Although our group did not get the first rank, but we were all still happy. I had a variety of valuable experiences. The opportunity to meet friends from different countries, especially ASEAN countries, had opened my eyes to the diversity of cultures, traditions, beliefs and languages. I also gained experience working in a multicultural group. In this collaboration we were encouraged to study, communicate, and make decisions in diverse cultural contexts.
Although it was not easy, but I felt there was an important concept, namely understanding. In one seminar with Cross Culture theme, the concept of understanding was described as a fundamental concept to understand the existence of a ‘cultural barrier’ in the process of different cultural interactions, so that interaction could provide a solution to the problems at hand and this did not lead to a conflict. One example I experienced there was the difference in language, which became one of the inhibiting factors in communicating. However, understanding that we were in a different cultural context became the key to interaction. If any participant did not understand, he or she could request re-elucidation without any objections. Such deep insight became the key to a diverse intercultural interaction.
There were several things I noted during the visit of this program. First, I realized that the Thai government greatly appreciated their cultural heritage. This could be seen from various archaeological sites that were managed and well maintained. For example, the museum implemented strict rules and a number of staff escorted us when visiting there. In addition, these artifacts were arranged in such a way that looked interesting. This could be an example for the Indonesian government in maintaining various historical relics, given that Indonesia has a lot of valuable historical heritage for Indonesia and the world. Such as Borobudur Temple, Prambanan Temple, Mendhut Temple, and others.
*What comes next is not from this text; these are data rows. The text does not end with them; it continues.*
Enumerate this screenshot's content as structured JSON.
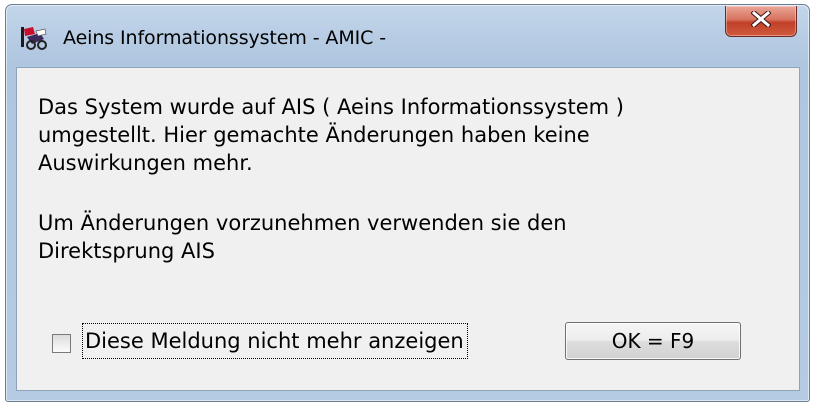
{
  "window": {
    "title": "Aeins Informationssystem - AMIC -",
    "app_icon": "app-logo-icon",
    "close_icon": "close-icon",
    "close_button_color": "#c1402a"
  },
  "message": {
    "paragraph1": [
      "Das System wurde auf AIS ( Aeins Informationssystem )",
      "umgestellt. Hier gemachte Änderungen haben keine",
      "Auswirkungen mehr."
    ],
    "paragraph2": [
      "Um Änderungen vorzunehmen verwenden sie den",
      "Direktsprung AIS"
    ]
  },
  "checkbox": {
    "label": "Diese Meldung nicht mehr anzeigen",
    "checked": false
  },
  "ok_button": {
    "label": "OK = F9"
  }
}
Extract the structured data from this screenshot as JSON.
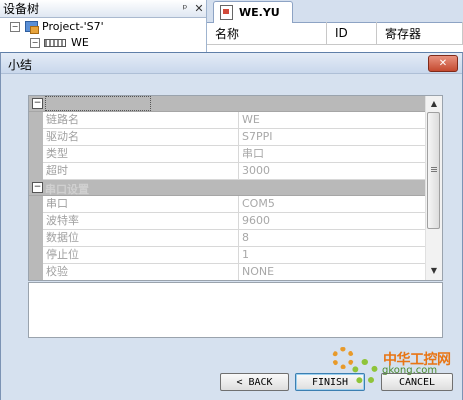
{
  "device_tree": {
    "title": "设备树",
    "pin_glyph": "ᵖ",
    "close_glyph": "✕",
    "items": [
      {
        "label": "Project-'S7'",
        "expander": "−"
      },
      {
        "label": "WE",
        "expander": "−"
      }
    ]
  },
  "document": {
    "tab_label": "WE.YU",
    "columns": [
      "名称",
      "ID",
      "寄存器"
    ]
  },
  "dialog": {
    "title": "小结",
    "close_glyph": "✕",
    "categories": [
      {
        "name": "",
        "expander": "−",
        "properties": [
          {
            "name": "链路名",
            "value": "WE"
          },
          {
            "name": "驱动名",
            "value": "S7PPI"
          },
          {
            "name": "类型",
            "value": "串口"
          },
          {
            "name": "超时",
            "value": "3000"
          }
        ]
      },
      {
        "name": "串口设置",
        "expander": "−",
        "properties": [
          {
            "name": "串口",
            "value": "COM5"
          },
          {
            "name": "波特率",
            "value": "9600"
          },
          {
            "name": "数据位",
            "value": "8"
          },
          {
            "name": "停止位",
            "value": "1"
          },
          {
            "name": "校验",
            "value": "NONE"
          }
        ]
      }
    ],
    "scroll": {
      "up": "▲",
      "down": "▼"
    },
    "buttons": {
      "back": "< BACK",
      "finish": "FINISH",
      "cancel": "CANCEL"
    }
  },
  "watermark": {
    "name": "中华工控网",
    "url": "gkong.com"
  },
  "colors": {
    "dialog_bg": "#d6e1ef",
    "category_bg": "#b9b9b9",
    "close_button": "#c44a30",
    "watermark_orange": "#e87515",
    "watermark_green": "#4a8a2a"
  }
}
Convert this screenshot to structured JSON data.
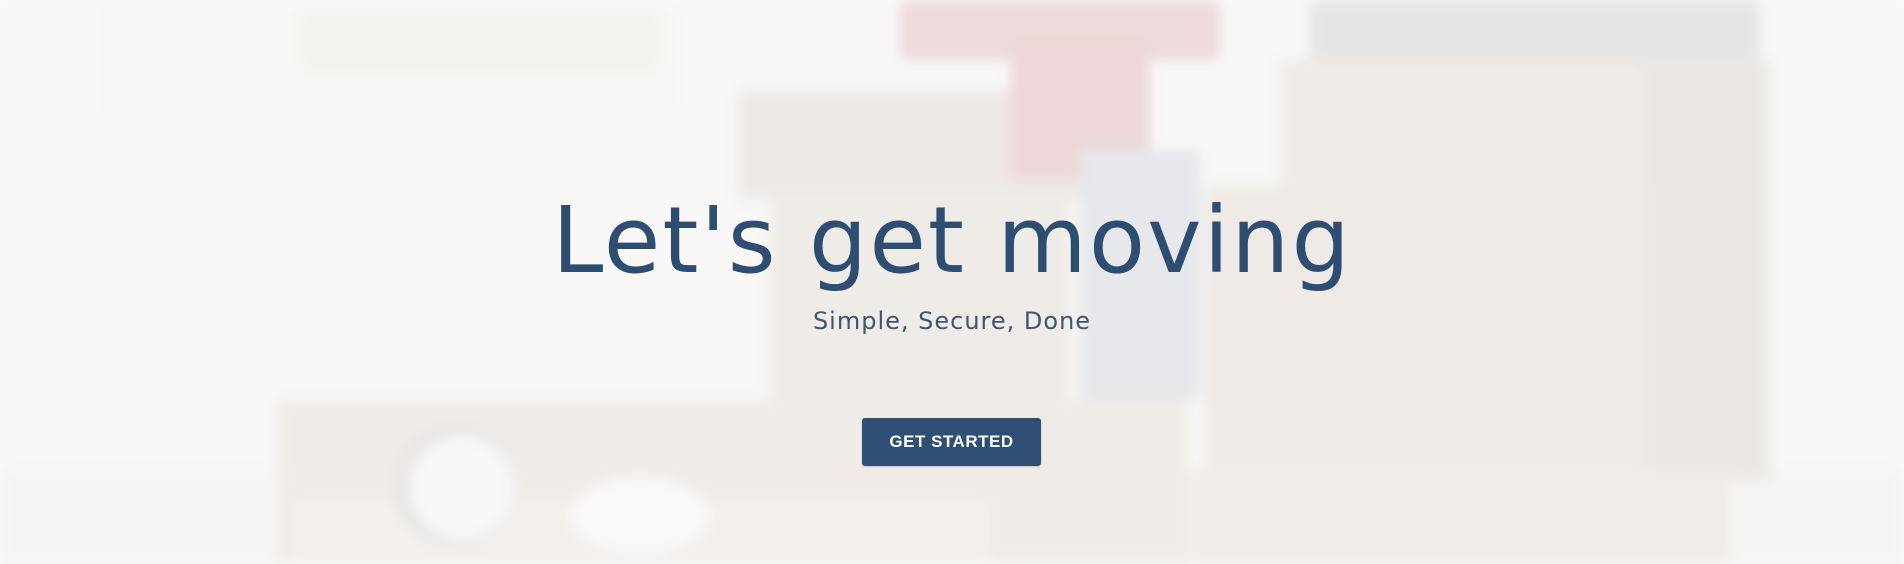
{
  "hero": {
    "headline": "Let's get moving",
    "tagline": "Simple, Secure, Done",
    "cta_label": "GET STARTED",
    "background_image": "blurred-photo-of-people-packing-moving-boxes"
  },
  "colors": {
    "headline": "#2d4d73",
    "tagline": "#3f5670",
    "button_bg": "#2f5074",
    "button_text": "#ffffff"
  }
}
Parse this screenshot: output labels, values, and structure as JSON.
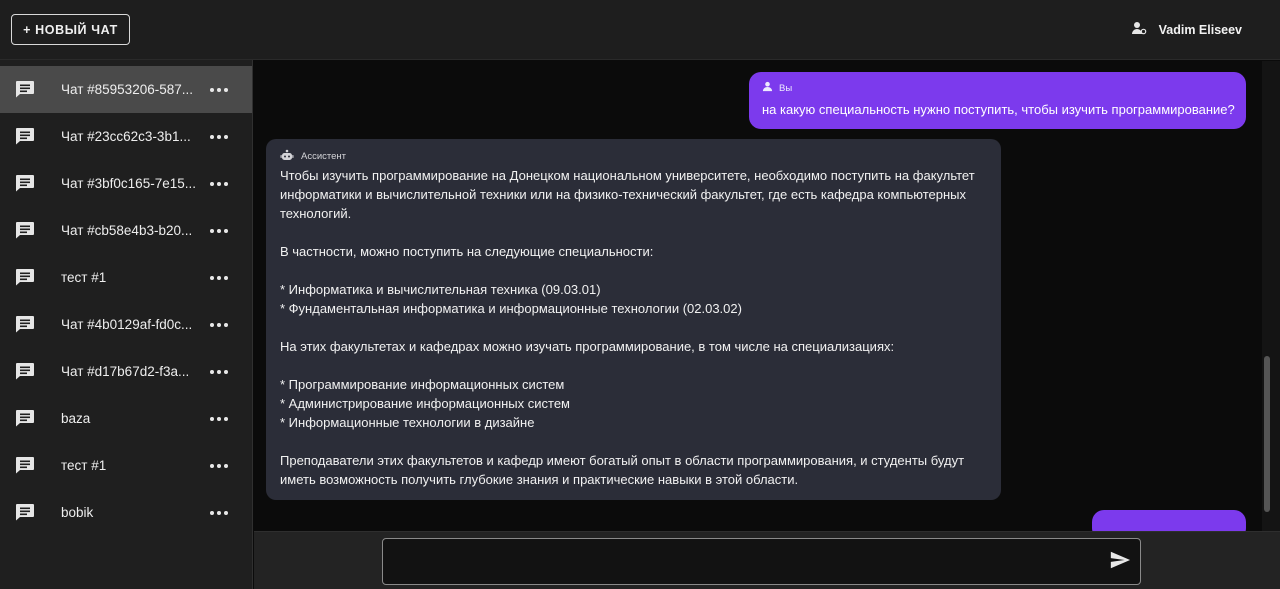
{
  "header": {
    "new_chat_label": "+ НОВЫЙ ЧАТ",
    "user_name": "Vadim Eliseev"
  },
  "sidebar": {
    "items": [
      {
        "label": "Чат #85953206-587...",
        "active": true
      },
      {
        "label": "Чат #23cc62c3-3b1...",
        "active": false
      },
      {
        "label": "Чат #3bf0c165-7e15...",
        "active": false
      },
      {
        "label": "Чат #cb58e4b3-b20...",
        "active": false
      },
      {
        "label": "тест #1",
        "active": false
      },
      {
        "label": "Чат #4b0129af-fd0c...",
        "active": false
      },
      {
        "label": "Чат #d17b67d2-f3a...",
        "active": false
      },
      {
        "label": "baza",
        "active": false
      },
      {
        "label": "тест #1",
        "active": false
      },
      {
        "label": "bobik",
        "active": false
      }
    ]
  },
  "conversation": {
    "user_message": {
      "author": "Вы",
      "text": "на какую специальность нужно поступить, чтобы изучить программирование?"
    },
    "assistant_message": {
      "author": "Ассистент",
      "lines": [
        "Чтобы изучить программирование на Донецком национальном университете, необходимо поступить на факультет",
        "информатики и вычислительной техники или на физико-технический факультет, где есть кафедра компьютерных",
        "технологий.",
        "",
        "В частности, можно поступить на следующие специальности:",
        "",
        "* Информатика и вычислительная техника (09.03.01)",
        "* Фундаментальная информатика и информационные технологии (02.03.02)",
        "",
        "На этих факультетах и кафедрах можно изучать программирование, в том числе на специализациях:",
        "",
        "* Программирование информационных систем",
        "* Администрирование информационных систем",
        "* Информационные технологии в дизайне",
        "",
        "Преподаватели этих факультетов и кафедр имеют богатый опыт в области программирования, и студенты будут",
        "иметь возможность получить глубокие знания и практические навыки в этой области."
      ]
    }
  },
  "composer": {
    "value": "",
    "placeholder": ""
  },
  "colors": {
    "accent": "#7c3aed",
    "assistant_bubble": "#2b2d38",
    "sidebar_bg": "#1f1f1f",
    "active_item": "#4a4a4a"
  }
}
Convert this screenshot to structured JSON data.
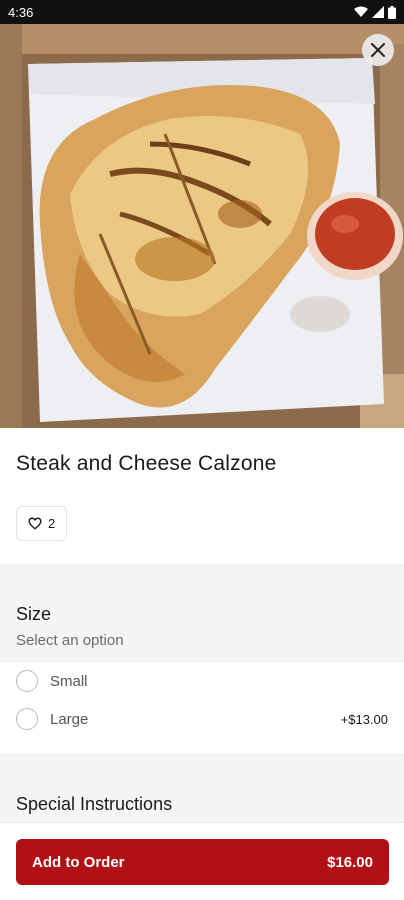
{
  "status_bar": {
    "time": "4:36"
  },
  "item": {
    "title": "Steak and Cheese Calzone",
    "likes": "2"
  },
  "size": {
    "heading": "Size",
    "subheading": "Select an option",
    "options": [
      {
        "label": "Small",
        "price": ""
      },
      {
        "label": "Large",
        "price": "+$13.00"
      }
    ]
  },
  "special": {
    "heading": "Special Instructions"
  },
  "footer": {
    "button_label": "Add to Order",
    "price": "$16.00"
  },
  "colors": {
    "accent": "#b11116",
    "background_band": "#f5f5f5"
  },
  "icons": {
    "close": "close-icon",
    "like": "heart-icon"
  }
}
Secondly, I also saw how the efforts of Thammasat University, or Thailand in facing globalization in the context of the ASEAN Economic Community (MEA). For me, this program showed Thailand’s readiness in preparing their generation to welcome the ASEAN Economic Community. The presence of the ASEAN Studies department at Thammassat University also showed their seriousness in preparing themselves in the community of ASEAN. The existence of the ASEAN Seeds Campaign Liberal Arts program could be seen as the business of Thammasat and Thailand universities to promote Thai tourism, where we as participants were required to generate new potential ideas that could be developed as an effort to develop Thai tourism products in the future. Surely this needed to be a reflective record for all of us. In today’s era of globalization, Thailand reminds us of the need to prepare in the MEA competition marketplace. I suppose this could be an example for us together in preparing for the future.
Kob Khun Khrab!
This article was written by Jusuf Ariz Wahyuono